|Two Wood Ducks and a Beaver Swims By|
photo credit-Don MacCall
Thornton Creek Alliance has applied for a major grant with the Seattle Parks Opportunity Fund and it appears they are poised to proceed with the proposed project. It will include some major improvements to the Creek Channel itself
A recent article from Seattle PI's Larry Lange has some details:

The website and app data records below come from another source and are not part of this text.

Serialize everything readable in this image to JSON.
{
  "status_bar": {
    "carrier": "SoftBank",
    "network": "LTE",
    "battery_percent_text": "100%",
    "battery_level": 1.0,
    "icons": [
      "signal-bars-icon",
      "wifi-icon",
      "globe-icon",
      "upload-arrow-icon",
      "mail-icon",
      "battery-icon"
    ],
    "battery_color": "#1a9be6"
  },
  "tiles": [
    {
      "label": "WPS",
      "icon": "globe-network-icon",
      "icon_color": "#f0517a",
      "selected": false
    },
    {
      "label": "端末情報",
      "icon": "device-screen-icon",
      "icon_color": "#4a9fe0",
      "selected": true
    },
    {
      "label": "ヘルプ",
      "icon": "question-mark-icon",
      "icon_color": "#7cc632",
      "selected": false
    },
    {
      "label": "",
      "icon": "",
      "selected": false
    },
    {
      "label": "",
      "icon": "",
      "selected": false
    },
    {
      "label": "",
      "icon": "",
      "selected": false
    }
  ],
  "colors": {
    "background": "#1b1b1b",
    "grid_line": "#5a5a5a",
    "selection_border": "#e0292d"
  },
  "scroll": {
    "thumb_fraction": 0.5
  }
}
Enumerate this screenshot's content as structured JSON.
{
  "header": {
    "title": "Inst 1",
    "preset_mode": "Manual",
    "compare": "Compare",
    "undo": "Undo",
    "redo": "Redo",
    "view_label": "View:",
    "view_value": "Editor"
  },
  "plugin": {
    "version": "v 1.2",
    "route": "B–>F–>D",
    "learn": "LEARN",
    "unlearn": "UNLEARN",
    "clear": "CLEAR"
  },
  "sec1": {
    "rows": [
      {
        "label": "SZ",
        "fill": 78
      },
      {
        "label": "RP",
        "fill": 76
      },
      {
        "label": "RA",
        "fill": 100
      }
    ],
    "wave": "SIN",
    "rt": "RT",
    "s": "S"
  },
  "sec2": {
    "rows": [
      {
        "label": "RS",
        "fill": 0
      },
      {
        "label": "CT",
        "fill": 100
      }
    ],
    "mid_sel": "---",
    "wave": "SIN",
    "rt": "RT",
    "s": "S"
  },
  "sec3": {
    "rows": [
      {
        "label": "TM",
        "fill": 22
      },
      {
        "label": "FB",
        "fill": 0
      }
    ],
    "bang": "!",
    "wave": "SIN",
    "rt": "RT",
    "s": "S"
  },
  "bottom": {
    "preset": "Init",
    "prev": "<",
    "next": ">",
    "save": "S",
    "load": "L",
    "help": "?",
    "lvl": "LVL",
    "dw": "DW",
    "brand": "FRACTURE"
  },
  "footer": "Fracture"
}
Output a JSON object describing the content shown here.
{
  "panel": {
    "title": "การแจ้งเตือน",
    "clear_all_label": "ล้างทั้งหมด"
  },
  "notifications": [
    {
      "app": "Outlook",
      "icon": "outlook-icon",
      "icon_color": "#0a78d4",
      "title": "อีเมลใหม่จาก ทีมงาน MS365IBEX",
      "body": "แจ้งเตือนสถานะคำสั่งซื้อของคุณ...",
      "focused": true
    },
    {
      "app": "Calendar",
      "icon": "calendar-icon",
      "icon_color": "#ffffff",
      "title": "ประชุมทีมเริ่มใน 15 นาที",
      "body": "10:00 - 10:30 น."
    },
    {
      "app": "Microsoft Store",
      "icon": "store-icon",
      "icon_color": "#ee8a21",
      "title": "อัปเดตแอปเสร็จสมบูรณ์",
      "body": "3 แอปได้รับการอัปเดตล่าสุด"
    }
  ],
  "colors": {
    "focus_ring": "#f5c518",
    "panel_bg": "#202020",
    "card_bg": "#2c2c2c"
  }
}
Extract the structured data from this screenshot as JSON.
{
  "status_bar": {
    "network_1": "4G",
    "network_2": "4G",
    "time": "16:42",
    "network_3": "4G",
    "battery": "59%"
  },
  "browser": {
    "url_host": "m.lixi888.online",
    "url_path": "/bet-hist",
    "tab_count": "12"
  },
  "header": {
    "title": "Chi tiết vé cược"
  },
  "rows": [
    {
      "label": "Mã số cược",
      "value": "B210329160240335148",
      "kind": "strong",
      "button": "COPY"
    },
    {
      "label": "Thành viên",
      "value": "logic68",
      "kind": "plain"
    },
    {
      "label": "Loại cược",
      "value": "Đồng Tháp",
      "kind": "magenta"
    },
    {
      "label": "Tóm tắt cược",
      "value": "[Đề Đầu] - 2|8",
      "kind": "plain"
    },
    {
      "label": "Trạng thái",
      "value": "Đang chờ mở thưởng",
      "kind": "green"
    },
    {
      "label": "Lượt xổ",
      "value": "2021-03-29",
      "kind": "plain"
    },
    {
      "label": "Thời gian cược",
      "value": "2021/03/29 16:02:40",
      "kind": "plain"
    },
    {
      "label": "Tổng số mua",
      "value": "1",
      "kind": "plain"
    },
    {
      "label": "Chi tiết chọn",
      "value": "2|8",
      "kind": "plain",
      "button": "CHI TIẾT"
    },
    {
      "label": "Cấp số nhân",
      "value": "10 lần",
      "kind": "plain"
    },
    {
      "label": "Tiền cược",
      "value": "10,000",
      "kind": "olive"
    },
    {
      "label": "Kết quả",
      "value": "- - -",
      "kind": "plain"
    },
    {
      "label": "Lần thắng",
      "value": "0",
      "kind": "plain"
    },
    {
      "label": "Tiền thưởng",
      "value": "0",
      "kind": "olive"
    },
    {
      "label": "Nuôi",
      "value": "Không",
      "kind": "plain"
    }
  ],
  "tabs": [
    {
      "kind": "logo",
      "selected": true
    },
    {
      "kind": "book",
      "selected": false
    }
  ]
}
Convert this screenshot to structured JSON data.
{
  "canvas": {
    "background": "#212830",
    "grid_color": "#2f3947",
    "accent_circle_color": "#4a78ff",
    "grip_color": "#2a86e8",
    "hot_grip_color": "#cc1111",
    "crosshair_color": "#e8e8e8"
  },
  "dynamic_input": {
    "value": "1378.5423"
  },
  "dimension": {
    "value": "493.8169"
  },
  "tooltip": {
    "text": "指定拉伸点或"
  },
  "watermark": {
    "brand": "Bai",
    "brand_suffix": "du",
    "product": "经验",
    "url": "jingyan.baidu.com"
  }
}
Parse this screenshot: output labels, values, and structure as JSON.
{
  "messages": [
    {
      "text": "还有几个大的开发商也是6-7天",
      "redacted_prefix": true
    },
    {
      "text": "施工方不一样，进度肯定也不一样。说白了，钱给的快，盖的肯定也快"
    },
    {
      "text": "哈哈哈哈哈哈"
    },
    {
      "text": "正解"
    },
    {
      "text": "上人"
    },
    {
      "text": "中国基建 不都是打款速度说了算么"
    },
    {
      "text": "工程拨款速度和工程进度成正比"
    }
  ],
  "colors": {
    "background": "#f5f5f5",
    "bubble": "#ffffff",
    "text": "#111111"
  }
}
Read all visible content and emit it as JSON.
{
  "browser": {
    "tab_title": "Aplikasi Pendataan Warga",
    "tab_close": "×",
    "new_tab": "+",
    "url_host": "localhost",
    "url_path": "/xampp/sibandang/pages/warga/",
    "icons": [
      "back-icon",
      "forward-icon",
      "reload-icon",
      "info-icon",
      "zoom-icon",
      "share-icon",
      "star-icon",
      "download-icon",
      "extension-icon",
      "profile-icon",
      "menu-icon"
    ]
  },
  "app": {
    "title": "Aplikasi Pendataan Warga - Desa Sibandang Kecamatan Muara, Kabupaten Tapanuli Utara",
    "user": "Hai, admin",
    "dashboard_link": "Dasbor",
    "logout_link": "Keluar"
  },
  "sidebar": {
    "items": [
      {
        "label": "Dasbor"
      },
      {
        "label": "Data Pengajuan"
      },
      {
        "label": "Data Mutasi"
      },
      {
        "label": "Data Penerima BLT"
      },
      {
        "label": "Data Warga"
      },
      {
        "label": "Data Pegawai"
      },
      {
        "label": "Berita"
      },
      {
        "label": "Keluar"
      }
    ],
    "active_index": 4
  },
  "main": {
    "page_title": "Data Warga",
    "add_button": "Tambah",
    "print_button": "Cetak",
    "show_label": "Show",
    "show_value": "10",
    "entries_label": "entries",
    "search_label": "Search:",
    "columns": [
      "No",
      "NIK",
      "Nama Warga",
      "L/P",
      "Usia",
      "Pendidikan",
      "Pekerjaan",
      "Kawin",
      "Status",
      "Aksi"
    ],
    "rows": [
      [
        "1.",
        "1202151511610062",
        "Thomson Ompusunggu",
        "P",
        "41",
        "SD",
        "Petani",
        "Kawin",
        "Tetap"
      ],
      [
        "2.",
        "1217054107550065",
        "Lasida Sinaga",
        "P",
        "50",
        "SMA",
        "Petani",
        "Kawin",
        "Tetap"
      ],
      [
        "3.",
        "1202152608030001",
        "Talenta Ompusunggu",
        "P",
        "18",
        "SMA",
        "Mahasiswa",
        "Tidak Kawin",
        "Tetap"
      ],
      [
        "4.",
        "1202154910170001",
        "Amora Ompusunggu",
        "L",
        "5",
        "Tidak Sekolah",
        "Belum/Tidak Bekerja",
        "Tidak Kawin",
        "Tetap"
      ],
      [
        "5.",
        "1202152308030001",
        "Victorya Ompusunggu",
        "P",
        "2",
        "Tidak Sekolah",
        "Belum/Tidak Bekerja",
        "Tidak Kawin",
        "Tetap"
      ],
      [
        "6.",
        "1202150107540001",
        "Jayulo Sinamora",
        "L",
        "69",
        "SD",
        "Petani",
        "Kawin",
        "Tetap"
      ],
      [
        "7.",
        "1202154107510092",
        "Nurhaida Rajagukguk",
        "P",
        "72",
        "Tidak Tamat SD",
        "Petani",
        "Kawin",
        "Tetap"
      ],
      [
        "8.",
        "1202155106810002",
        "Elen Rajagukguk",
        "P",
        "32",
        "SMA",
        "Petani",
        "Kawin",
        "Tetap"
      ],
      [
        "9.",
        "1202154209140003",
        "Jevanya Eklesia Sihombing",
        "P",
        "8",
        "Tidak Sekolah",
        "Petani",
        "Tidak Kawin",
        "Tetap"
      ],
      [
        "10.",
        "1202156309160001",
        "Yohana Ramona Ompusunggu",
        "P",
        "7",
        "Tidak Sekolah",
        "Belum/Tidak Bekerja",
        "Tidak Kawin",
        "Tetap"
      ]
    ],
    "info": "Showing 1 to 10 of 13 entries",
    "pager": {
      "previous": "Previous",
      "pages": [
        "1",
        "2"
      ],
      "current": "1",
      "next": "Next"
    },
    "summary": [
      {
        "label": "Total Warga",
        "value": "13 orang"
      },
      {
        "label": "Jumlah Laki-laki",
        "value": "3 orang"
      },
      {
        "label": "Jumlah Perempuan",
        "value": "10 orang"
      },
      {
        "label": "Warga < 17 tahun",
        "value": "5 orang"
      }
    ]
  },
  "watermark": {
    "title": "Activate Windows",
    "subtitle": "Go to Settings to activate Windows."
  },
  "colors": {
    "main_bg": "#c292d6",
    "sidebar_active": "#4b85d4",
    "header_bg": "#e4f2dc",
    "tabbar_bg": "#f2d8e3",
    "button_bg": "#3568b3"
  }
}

An oversight committee for Seattle's 2008 Parks and Green Spaces Levy has approved spending $500,000 to improve a seven-acre park along the creek east of the Northgate Mall. The work, which must still be approved by the mayor and City Council, will rechannel the creek and re-work the bank to create more fish-friendly habitat and reduce flooding and bank erosion."I'm really looking forward to this," said Ruth Williams, a Thornton Creek Alliance board member who spearheaded the effort to get the project. "It'll be a lovely thing for the neighborhood and the habitat."
The money will come from the six-year, $146 million Parks and Green Space Levy approved by voters two years ago. The Levy Citizens Oversight Committee approved the Thornton Creek project along with 14 others totaling nearly $7 million in costs. The work will probably begin next year, after City Council members consider approving the projects.
The creek has been the object of long-standing attempts to restore it after having been largely diverted into drainage pipes over the decades by Interstate 5 and other developments.
The area included in the new project lies east of Northgate Mall and Fifth Avenue Northeast and is known as Park Six. Unlike some parts of the creek it has remained "daylighted," flowing in its traditional streambed.
The new grant will complete new channel work between the Northeast 103rd Street/Fifth Avenue Northeast intersection and Northeast 107th Street at Roosevelt Way.
Williams said the channel will be altered in a couple of areas to eliminate sharp erosion-prone bends and pull back banks, adding woody debris to slow the current, create more fish-friendly space in the water and more readily retain flood water.
She said the project also will improve trails and public-access points into the park, and will remove "invasive" vegetation such as ivy and knotweed that crowd out native trees, and replace them with native plants.
She called the project "one more step, consistent with the city's goals, in restoring the natural functions of the creek."
In recent years beaver have begun moving upstream and are creating potentially fish-friendly ponds by building dams, though occasionally they have to be moved away from areas near homes that the ponds could flood, Williams said.
"Northgate really needs a natural area," said Williams, who lives nearby.. "It is so built up and so developed that it needs a counter-balance."
The oversight committee received 100 project applications, toured 33 of them and winnowed the final list to 14 receive money and be completed. The list can be viewed here.
Two-thirds of the proposals were for development projects like the one on Thornton Creek, the other third for land acquisitions, said Susanne Rockwell of city parks planning staff.
Rockwell said the new Thornton Creek project isn't the last to be done on the creek but "it's quite substantial." City Councilwoman Sally Bagshaw, chairwoman of the City Council's Parks & Seattle Center Committee, said she expects the council to consider the proposals during the first quarter of next year.
Projects paid for by the park and space levy are considered separately from the city general-fund budget, which the council approved for 2011 in late November. Bagshaw, through an aide, said she doesn't foresee a problem approving the list
because the oversight committee did "an incredible job of vetting these projects."
Thornton Creek advocates have worked for years to rescue the stream, a 15-mile-long, waterway whose main forks rise in Shoreline and near North Seattle Community College and converge near Meadowbrook Pond before flowing into Lake Washington at Matthews Beach.
Another major victory came after the city spent $9.5 million to create a new creek waterway channel through the 6-acre Thornton Place development, south of Northgate M mall., that included nearly 400 apartments and condominiums, retail space and a retirement community.
The creek, along its entire course, cuts through several hundred residential properties and drains a watershed where some 76,000 people lived, according to a 1998 estimate included in the city's watershed action plan for the creek.
|Great Blue Heron Fishing at Park Six|
this spring; Photo Credit- Janet Way
Thornton Creek Park Six has benefitted from grant funding and projects many times before. Also, Seattle has increased the size of the park recently to remove housing from the floodplain. But the beavers seem to have the last word. They have changed the landscape quite significantly and created an incredible wildlife habitat over the last few years. Now the Great Blue Herons, wooducks, racoons and thousands of fish can be spotted, along with many songbirds.
The section at 105th and 8th NE is now a bonafide wetland, engulfed because of the beavers dams. You can see the beaver's lodge in the center of the pond, but you will have to be very patient to ever spot the little critters.
Seattle Parks and SPU have cooperated on helping fence some of the larger trees to prevent the beaver's amazing ability to fell huge trees.